(Beginning of DATASET EXCERPTS)

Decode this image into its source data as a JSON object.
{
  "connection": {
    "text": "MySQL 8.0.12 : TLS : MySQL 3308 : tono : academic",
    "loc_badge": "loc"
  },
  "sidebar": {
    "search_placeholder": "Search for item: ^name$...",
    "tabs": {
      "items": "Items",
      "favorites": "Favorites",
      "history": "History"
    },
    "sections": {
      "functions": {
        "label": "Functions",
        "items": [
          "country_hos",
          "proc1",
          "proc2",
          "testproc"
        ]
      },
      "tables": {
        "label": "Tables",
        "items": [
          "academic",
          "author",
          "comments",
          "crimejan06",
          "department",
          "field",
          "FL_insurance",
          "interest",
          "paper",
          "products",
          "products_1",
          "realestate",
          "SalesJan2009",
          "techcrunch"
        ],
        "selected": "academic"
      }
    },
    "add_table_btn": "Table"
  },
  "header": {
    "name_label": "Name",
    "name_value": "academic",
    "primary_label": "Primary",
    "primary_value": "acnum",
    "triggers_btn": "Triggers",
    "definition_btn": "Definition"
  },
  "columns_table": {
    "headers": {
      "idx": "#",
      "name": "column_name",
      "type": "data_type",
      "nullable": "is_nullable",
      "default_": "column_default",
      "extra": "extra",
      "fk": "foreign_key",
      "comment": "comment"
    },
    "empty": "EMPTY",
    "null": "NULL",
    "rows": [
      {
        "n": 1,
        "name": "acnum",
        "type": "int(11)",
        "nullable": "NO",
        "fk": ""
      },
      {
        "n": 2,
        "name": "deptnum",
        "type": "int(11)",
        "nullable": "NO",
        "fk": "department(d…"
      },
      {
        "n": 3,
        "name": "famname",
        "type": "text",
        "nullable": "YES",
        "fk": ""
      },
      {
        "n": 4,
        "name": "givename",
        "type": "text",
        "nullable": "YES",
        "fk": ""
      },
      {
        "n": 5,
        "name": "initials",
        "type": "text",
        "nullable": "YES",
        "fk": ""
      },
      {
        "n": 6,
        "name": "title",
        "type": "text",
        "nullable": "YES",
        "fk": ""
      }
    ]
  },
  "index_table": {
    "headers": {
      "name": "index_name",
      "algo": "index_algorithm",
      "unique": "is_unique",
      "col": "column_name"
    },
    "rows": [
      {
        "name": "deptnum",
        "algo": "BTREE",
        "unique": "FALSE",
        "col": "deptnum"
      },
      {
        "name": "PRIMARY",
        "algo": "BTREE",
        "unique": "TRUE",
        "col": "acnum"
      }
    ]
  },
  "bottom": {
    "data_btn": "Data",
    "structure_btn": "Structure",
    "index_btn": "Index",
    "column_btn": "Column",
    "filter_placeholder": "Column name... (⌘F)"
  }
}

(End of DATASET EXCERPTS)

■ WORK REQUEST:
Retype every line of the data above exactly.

■ SOLUTION TO THIS TASK:
Decode this image into its source data as a JSON object.
{
  "connection": {
    "text": "MySQL 8.0.12 : TLS : MySQL 3308 : tono : academic",
    "loc_badge": "loc"
  },
  "sidebar": {
    "search_placeholder": "Search for item: ^name$...",
    "tabs": {
      "items": "Items",
      "favorites": "Favorites",
      "history": "History"
    },
    "sections": {
      "functions": {
        "label": "Functions",
        "items": [
          "country_hos",
          "proc1",
          "proc2",
          "testproc"
        ]
      },
      "tables": {
        "label": "Tables",
        "items": [
          "academic",
          "author",
          "comments",
          "crimejan06",
          "department",
          "field",
          "FL_insurance",
          "interest",
          "paper",
          "products",
          "products_1",
          "realestate",
          "SalesJan2009",
          "techcrunch"
        ],
        "selected": "academic"
      }
    },
    "add_table_btn": "Table"
  },
  "header": {
    "name_label": "Name",
    "name_value": "academic",
    "primary_label": "Primary",
    "primary_value": "acnum",
    "triggers_btn": "Triggers",
    "definition_btn": "Definition"
  },
  "columns_table": {
    "headers": {
      "idx": "#",
      "name": "column_name",
      "type": "data_type",
      "nullable": "is_nullable",
      "default_": "column_default",
      "extra": "extra",
      "fk": "foreign_key",
      "comment": "comment"
    },
    "empty": "EMPTY",
    "null": "NULL",
    "rows": [
      {
        "n": 1,
        "name": "acnum",
        "type": "int(11)",
        "nullable": "NO",
        "fk": ""
      },
      {
        "n": 2,
        "name": "deptnum",
        "type": "int(11)",
        "nullable": "NO",
        "fk": "department(d…"
      },
      {
        "n": 3,
        "name": "famname",
        "type": "text",
        "nullable": "YES",
        "fk": ""
      },
      {
        "n": 4,
        "name": "givename",
        "type": "text",
        "nullable": "YES",
        "fk": ""
      },
      {
        "n": 5,
        "name": "initials",
        "type": "text",
        "nullable": "YES",
        "fk": ""
      },
      {
        "n": 6,
        "name": "title",
        "type": "text",
        "nullable": "YES",
        "fk": ""
      }
    ]
  },
  "index_table": {
    "headers": {
      "name": "index_name",
      "algo": "index_algorithm",
      "unique": "is_unique",
      "col": "column_name"
    },
    "rows": [
      {
        "name": "deptnum",
        "algo": "BTREE",
        "unique": "FALSE",
        "col": "deptnum"
      },
      {
        "name": "PRIMARY",
        "algo": "BTREE",
        "unique": "TRUE",
        "col": "acnum"
      }
    ]
  },
  "bottom": {
    "data_btn": "Data",
    "structure_btn": "Structure",
    "index_btn": "Index",
    "column_btn": "Column",
    "filter_placeholder": "Column name... (⌘F)"
  }
}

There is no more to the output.